My sadness about losing Roz is indescribable, but I keep reminding myself how lucky I am to have been married for sixty three years to a woman whose beauty, body and soul, always filled me with awe. Our love for one another, our friendship, our passion, never diminished through all those years. From the start we were drawn to one another by some deep spiritual connection, and by our common feeling for oppressed people everywhere. We both longed for a better world.
Roz was a more rounded person than I was. She didn't just love music, she played music. She didn't just appreciate art, she became a painter. She loved flowers, and planted them. She loved theater and took to the stage. She loved the sea and swam in the coldest of waters. A few weeks ago, I was in Wellfleet and the bay was too cold for me, but I went into it, saying to myself: "This is in honor of Roz."
She loved literature and was always reading. At the end of her bedside was a volume of Isaac Babel's stories. I had total faith in her literary sensibility, so she was the only one who read my writing before I gave it to the publisher. She would undoubtedly suggest that I shorten it. She loved people, and they loved her, instantly. Eddie Vedder told a colleague in Seattle of Roz's death and she wrote back: "When I met her I remember thinking if I could be anyone, this is the person I want to be."
When we went South to Spelman College, the young African-American women there felt an immediate bond with her, and she with them. As troubled as she was by the state of the world, she was irrepressibly happy. In the hundreds of letters I have received since her death, she is remembered always as luminous, smiling, joyful. She grieved for people in trouble, but loved to laugh. She loved her children and grandchildren and she loved other people's children and grandchildren.
Roz was the most selfless person I ever knew. I have a photo of an anti-war demonstration, and it shows a man being dragged into a police car but you can only see his back. Roz is at the scene, leaning towards it as if wanting to do something, an anguished look on her face. The man might have been me, but it wasn't. It was not someone Roz knew, but that didn't matter.
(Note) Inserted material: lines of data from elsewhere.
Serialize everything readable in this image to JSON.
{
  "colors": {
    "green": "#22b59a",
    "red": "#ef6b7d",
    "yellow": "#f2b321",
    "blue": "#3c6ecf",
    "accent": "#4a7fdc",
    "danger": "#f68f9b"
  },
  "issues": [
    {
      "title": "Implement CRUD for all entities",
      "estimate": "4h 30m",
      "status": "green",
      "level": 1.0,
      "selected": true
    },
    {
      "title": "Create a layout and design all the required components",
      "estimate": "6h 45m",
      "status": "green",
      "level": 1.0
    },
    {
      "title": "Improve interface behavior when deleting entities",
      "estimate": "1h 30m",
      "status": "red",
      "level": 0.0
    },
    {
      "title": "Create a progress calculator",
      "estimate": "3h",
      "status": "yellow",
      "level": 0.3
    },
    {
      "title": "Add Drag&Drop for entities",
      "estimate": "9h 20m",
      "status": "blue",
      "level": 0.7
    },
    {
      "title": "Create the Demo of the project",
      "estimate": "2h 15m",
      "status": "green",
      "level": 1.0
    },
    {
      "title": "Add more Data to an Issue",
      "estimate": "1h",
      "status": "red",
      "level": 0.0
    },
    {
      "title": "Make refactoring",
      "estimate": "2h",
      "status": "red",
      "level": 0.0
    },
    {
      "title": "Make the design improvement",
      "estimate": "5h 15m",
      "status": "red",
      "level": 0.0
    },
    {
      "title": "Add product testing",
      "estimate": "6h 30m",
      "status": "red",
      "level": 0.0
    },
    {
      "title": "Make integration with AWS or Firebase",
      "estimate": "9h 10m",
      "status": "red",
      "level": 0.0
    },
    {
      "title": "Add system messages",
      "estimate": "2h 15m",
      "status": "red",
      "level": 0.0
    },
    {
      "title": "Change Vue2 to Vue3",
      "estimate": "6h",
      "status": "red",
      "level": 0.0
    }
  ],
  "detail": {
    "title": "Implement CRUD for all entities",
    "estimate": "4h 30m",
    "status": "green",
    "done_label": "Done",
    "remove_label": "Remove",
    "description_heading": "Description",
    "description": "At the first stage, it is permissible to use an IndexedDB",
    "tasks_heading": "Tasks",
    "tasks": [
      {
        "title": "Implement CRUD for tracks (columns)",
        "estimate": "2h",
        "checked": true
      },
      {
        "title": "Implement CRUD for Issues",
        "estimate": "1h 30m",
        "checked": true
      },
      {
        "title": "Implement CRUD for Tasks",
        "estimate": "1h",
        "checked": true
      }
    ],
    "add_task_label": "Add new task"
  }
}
Two years ago she was badly injured coming up an escalator because she heard a cry behind her, instinctively turned to help, and fell. After she was diagnosed last July she decided immediately, firmly, that she would not have surgery or chemotherapy, that she would live out whatever time she had as peacefully and as enjoyably as possible. We spent August and part of September in Wellfleet, where she swam every day, where she read, listened to music, and we watched Red Sox games together. She said later that it was the happiest summer of her life. I stopped traveling and for the next six months we enjoyed a wonderful tranquility together. At the very end, lying in bed, she was concerned about me: would I have enough to eat? Would I be able to take care of myself?
She once spent a night in jail in Washington DC for protesting against the war in Vietnam. But she was not usually that kind of activist. Her contribution to the world transcended politics. It was her love of people, her kindness.
I wrote to our friend Alice Walker about Roz and said: "you're in California; you don't have to come to the memorial." She wrote back and said: "I'm coming. I love you and Roz with all my heart as you know. Can't wait to hold you and remind you she's not gone anywhere. I feel her and always see her wonderful luminous face and loving smile. Roz's smile made the plants grow."
I'm comforted by what Alice says. Yes, Roz's spirit is still here, her gift to us; her courage and kindness, a glimpse of how people might be in a better world.